Dataset rows describing interfaces:
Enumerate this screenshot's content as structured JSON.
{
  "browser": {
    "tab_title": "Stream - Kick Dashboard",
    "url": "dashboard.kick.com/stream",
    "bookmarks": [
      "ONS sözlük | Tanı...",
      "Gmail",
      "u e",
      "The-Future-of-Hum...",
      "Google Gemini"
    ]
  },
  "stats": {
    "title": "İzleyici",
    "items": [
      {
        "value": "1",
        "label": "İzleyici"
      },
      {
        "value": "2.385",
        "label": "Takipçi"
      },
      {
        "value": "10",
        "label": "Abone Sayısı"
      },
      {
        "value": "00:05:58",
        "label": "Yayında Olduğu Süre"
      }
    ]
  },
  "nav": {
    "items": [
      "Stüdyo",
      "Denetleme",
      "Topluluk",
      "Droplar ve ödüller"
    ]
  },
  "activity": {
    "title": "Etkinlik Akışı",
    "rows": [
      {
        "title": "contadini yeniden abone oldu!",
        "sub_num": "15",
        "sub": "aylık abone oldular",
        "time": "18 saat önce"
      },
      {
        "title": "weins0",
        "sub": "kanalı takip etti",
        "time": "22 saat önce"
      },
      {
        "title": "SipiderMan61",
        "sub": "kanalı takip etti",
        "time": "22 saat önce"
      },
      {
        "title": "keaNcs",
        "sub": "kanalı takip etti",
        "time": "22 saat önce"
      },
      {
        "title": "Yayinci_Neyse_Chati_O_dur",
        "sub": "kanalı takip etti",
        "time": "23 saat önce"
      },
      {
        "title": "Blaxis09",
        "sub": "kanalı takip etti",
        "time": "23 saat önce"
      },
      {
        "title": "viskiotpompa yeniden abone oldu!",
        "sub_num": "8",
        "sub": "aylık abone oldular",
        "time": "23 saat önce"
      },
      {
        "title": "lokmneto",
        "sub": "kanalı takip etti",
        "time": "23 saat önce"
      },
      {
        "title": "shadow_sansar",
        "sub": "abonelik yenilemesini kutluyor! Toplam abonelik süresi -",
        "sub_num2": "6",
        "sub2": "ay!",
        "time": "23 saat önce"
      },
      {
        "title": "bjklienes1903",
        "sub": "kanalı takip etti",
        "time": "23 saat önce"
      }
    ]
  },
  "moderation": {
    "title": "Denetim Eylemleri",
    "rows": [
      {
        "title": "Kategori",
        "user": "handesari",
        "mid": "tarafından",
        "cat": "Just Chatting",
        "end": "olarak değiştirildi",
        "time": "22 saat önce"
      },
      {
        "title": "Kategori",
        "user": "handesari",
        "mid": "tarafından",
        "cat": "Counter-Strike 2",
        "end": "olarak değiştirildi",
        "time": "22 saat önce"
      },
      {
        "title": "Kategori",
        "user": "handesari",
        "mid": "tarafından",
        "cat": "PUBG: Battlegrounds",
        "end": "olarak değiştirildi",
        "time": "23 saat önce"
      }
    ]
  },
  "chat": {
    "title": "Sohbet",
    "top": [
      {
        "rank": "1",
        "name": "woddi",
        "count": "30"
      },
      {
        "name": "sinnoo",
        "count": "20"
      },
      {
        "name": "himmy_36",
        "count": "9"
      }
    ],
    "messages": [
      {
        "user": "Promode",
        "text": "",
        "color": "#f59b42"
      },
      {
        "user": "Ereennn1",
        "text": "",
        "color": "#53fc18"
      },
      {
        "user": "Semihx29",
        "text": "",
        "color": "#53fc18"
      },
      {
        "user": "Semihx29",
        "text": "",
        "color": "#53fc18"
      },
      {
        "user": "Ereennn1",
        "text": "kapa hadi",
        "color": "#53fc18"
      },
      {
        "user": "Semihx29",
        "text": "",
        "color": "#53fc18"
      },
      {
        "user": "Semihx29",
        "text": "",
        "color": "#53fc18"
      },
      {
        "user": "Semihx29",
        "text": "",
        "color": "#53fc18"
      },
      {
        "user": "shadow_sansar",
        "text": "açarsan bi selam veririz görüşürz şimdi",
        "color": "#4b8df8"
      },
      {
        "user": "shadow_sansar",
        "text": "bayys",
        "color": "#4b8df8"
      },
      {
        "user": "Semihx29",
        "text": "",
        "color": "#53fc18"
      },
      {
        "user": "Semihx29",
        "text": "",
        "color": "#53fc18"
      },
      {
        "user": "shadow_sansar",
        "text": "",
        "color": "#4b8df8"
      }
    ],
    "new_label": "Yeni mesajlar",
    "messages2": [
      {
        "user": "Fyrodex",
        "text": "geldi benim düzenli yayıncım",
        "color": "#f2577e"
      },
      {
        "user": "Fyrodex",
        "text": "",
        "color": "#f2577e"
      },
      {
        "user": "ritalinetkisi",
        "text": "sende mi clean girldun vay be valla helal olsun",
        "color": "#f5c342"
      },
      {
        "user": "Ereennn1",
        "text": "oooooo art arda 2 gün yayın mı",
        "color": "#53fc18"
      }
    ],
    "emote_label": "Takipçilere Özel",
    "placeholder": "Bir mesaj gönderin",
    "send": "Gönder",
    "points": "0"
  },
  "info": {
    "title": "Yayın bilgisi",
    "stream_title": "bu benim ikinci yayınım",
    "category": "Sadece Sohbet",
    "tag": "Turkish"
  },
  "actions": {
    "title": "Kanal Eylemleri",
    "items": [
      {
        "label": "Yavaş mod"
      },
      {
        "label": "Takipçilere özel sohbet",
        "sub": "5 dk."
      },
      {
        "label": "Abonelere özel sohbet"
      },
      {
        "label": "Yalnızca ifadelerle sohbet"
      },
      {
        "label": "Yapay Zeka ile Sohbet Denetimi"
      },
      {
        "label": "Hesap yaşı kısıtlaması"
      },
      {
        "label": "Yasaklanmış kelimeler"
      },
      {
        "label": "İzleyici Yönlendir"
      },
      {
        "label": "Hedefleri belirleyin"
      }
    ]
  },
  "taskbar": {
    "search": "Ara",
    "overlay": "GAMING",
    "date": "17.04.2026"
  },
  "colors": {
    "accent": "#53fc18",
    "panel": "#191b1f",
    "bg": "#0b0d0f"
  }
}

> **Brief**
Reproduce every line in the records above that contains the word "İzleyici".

> **Answer for the task**
    "title": "İzleyici",
        "label": "İzleyici"
        "label": "İzleyici Yönlendir"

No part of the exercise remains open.